What to Know
Brian Coll was convicted in December of violating the civil rights of 52-year-old Ronald Spear
Spear died in December 2012 after he was repeatedly kicked in the head while restrained on the floor outside a jail doctor's office
Prosecutors said the victim, who was being held on a burglary charge, had become agitated because he could not immediately see a doctor.
A former guard at New York's Rikers Island jail was sentenced to 30 years in prison Wednesday for violating the civil rights of a restrained ailing inmate when he kicked him to death outside a jail doctor's office.
Brian Coll, of Smithtown, was convicted in the December 2012 death of 52-year-old Ronald Spear. He was pinned by other guards while Coll kicked him, causing brain bleeding, evidence showed. Coll also was convicted of obstruction of justice, falsifying records and conspiring to cover up the beating.

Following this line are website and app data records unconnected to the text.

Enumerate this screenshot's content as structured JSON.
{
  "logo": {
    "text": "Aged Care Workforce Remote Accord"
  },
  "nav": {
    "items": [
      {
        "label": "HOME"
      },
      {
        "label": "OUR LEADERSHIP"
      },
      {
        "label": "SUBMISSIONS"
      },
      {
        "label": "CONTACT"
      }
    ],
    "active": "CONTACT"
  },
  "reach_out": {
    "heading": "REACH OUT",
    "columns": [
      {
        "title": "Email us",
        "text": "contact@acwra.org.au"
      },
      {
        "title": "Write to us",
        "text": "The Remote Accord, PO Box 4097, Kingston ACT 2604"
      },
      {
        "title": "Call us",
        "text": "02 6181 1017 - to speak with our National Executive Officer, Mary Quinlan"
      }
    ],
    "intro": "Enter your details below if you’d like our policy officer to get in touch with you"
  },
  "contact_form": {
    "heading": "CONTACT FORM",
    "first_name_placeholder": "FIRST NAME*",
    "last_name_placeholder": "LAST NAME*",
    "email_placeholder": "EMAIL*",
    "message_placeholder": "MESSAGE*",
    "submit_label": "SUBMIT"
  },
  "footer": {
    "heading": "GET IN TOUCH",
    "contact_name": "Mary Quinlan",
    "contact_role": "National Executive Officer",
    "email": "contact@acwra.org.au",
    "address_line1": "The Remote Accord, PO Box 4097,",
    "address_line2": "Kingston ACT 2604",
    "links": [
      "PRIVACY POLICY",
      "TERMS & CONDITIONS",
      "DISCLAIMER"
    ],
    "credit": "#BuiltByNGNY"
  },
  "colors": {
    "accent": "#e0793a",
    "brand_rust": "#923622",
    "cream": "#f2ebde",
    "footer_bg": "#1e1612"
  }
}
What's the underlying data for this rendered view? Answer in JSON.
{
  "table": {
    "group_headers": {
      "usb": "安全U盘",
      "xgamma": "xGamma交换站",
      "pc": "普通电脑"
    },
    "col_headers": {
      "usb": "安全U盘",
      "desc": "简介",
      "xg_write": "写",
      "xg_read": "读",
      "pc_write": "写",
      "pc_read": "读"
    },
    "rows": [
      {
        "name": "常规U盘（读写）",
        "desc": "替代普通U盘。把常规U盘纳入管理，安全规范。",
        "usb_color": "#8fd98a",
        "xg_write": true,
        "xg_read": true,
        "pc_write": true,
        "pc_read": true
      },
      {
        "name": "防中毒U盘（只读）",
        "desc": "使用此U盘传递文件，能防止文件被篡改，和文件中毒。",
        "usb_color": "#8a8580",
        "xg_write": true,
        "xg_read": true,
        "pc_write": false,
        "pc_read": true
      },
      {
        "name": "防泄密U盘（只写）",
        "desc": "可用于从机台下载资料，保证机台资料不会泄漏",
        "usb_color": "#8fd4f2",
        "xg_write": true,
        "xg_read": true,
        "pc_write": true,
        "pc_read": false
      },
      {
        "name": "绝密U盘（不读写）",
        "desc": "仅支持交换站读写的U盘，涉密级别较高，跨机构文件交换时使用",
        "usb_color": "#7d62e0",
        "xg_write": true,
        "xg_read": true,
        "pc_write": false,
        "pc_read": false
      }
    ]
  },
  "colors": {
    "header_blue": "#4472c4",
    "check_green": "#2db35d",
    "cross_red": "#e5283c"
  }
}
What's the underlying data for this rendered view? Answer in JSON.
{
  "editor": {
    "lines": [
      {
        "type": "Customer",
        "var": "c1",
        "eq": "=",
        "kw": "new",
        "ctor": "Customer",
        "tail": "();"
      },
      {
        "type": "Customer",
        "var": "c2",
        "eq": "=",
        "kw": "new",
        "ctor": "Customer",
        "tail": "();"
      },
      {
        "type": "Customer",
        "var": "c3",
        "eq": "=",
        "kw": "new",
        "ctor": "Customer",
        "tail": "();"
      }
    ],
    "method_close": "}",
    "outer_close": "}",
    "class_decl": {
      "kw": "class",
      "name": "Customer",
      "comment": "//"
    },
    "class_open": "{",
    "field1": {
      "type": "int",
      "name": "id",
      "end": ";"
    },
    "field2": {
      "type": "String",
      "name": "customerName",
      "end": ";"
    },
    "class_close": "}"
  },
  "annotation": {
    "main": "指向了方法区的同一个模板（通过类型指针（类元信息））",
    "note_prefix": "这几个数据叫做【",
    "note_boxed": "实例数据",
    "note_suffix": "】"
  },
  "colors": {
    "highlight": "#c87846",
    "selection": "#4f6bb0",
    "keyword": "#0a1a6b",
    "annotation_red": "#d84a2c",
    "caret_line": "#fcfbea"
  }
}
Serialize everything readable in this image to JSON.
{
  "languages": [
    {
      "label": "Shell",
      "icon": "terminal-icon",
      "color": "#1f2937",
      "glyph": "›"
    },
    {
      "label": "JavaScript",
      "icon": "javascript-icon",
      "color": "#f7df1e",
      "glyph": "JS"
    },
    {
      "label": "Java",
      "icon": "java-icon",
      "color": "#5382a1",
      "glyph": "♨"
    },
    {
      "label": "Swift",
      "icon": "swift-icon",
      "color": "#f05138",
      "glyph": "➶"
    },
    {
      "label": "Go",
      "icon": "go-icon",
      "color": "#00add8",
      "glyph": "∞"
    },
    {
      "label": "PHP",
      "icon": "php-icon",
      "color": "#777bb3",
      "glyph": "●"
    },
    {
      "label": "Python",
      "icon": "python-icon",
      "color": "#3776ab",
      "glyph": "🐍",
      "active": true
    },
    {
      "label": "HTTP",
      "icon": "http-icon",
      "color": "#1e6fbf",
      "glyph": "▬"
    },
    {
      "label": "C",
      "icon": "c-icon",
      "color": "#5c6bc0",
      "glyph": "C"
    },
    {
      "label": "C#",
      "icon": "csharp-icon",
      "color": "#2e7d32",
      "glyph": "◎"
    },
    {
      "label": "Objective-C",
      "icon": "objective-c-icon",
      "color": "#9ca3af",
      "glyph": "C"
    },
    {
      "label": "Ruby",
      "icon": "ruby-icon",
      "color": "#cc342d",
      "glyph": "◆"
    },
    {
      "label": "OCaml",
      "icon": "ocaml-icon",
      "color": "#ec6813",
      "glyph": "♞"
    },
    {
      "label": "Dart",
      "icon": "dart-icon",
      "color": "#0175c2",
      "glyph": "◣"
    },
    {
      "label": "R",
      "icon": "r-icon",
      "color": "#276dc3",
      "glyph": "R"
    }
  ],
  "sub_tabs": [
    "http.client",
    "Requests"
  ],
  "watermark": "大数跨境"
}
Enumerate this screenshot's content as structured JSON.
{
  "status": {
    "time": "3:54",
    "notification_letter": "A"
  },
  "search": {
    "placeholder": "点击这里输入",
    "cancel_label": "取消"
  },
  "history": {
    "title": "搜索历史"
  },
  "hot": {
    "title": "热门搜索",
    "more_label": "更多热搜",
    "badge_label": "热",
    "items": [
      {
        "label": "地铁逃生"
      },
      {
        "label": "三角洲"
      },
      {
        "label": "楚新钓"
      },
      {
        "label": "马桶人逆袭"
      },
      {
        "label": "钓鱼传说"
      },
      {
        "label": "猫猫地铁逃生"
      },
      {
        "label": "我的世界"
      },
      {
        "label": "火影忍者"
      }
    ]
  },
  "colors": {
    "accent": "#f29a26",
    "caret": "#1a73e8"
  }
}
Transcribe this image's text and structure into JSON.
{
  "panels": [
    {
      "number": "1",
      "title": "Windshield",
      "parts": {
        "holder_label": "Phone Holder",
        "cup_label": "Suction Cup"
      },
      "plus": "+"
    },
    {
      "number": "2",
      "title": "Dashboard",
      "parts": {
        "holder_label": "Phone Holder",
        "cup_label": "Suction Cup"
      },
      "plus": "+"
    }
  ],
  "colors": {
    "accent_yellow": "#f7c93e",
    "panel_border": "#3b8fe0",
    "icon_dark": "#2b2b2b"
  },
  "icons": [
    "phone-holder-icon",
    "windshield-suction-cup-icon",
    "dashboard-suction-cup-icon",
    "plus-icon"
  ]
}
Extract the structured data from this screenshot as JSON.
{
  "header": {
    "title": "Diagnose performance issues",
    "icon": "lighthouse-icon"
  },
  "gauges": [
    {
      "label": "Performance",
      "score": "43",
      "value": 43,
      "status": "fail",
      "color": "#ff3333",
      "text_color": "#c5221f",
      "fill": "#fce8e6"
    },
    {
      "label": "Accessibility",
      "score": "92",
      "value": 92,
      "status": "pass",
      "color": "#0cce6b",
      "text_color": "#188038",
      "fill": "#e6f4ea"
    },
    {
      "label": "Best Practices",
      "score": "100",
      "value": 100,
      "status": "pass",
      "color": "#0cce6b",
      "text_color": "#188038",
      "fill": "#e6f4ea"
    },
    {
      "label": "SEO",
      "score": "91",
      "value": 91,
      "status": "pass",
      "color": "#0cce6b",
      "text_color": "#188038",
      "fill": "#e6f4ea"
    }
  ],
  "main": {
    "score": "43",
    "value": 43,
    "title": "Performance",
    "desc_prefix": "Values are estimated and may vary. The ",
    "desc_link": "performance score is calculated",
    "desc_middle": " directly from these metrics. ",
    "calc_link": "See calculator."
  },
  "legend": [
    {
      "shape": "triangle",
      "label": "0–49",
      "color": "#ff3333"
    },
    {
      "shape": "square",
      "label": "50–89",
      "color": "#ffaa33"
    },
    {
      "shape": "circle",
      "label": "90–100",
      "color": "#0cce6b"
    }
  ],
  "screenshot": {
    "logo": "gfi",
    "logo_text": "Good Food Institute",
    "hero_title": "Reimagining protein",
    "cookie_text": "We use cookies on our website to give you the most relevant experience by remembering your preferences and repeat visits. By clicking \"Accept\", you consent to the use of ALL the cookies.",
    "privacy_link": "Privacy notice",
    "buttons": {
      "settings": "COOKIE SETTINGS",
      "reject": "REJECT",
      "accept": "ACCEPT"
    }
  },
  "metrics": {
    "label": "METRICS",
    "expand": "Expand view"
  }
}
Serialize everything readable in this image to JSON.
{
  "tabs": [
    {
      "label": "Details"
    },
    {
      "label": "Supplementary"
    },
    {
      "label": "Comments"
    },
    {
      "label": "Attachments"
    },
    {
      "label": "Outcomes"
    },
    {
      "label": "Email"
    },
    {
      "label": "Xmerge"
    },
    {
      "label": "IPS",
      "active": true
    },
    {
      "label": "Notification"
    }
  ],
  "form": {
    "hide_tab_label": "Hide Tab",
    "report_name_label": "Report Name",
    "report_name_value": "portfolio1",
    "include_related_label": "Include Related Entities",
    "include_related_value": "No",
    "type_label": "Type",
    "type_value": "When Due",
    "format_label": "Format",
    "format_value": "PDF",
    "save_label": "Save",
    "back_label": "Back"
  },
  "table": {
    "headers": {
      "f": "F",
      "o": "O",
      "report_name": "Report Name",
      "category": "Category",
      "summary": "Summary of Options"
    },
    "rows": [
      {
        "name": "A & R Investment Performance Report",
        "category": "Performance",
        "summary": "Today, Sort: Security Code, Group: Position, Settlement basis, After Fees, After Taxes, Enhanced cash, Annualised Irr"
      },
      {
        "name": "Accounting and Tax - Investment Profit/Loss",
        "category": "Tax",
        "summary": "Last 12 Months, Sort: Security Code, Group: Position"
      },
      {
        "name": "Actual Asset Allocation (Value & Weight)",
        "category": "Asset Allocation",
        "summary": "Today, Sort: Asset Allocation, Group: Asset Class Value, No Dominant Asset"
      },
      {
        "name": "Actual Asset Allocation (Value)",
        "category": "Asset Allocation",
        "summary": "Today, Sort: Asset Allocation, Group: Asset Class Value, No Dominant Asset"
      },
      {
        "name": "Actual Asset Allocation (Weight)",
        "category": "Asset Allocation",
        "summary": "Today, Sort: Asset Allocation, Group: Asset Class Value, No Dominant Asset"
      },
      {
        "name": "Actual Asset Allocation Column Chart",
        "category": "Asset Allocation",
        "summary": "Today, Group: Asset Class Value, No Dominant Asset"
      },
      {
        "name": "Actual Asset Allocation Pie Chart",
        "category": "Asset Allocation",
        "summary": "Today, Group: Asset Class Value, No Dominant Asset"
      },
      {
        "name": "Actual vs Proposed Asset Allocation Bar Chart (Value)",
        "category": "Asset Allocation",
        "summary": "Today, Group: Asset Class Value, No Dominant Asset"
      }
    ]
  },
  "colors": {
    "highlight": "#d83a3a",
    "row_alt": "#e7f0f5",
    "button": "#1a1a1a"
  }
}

"Mr. Coll kicked a man to death" in a "particularly vicious and callous attack," U.S. District Judge Loretta Preska said as she announced the sentence in a Manhattan courtroom.
She noted evidence that Coll had displayed a framed newspaper article about the case, including his photo, in his bedroom, and said Coll kept it as a trophy.
Before he was sentenced, Coll told the judge: "I am not a cold and callous person. I am no killer. ... I never had any intent to kill or badly hurt Mr. Spear."
Coll said he didn't believe his kicks were responsible for Spear's death. He said he was devastated when the inmate died and he suffered depression and nightmares.
Prosecutors said Spear, who was being held on a burglary charge, had become agitated because he could not immediately see a doctor. He suffered from kidney disease and diabetes and often walked with a cane.
The Legal Aid Society, which represented Spear's family in a class action lawsuit against the city and later settled for $2.75 million, said in a statement serves "much needed justice" for the 52-year-old's death.
"While nothing will ever fully compensate for the pain and suffering Mr. Spear endured on Rikers Island, we hope this provides some closure and solace for his family and other loved ones who are still reeling from his death,” the organization said in a statement.
The trial came amid calls for reform of the 400-acre island in the East River that holds most of the city's 10,000 inmates. Gov. Andrew Cuomo has called for the jail complex to be replaced. Mayor Bill de Blasio, a Democrat like Cuomo, has said calls to close Rikers are "noble" but possibly impractical given financial and logistical realities.
The push for reform began in 2014 after The Associated Press reported on dozens of deaths that highlighted poor supervision, questionable medical care and failure to prevent suicides. Those deaths included a homeless ex-Marine who essentially baked to death in a hot cell and a mentally ill man who sexually mutilated himself while locked up alone for seven days.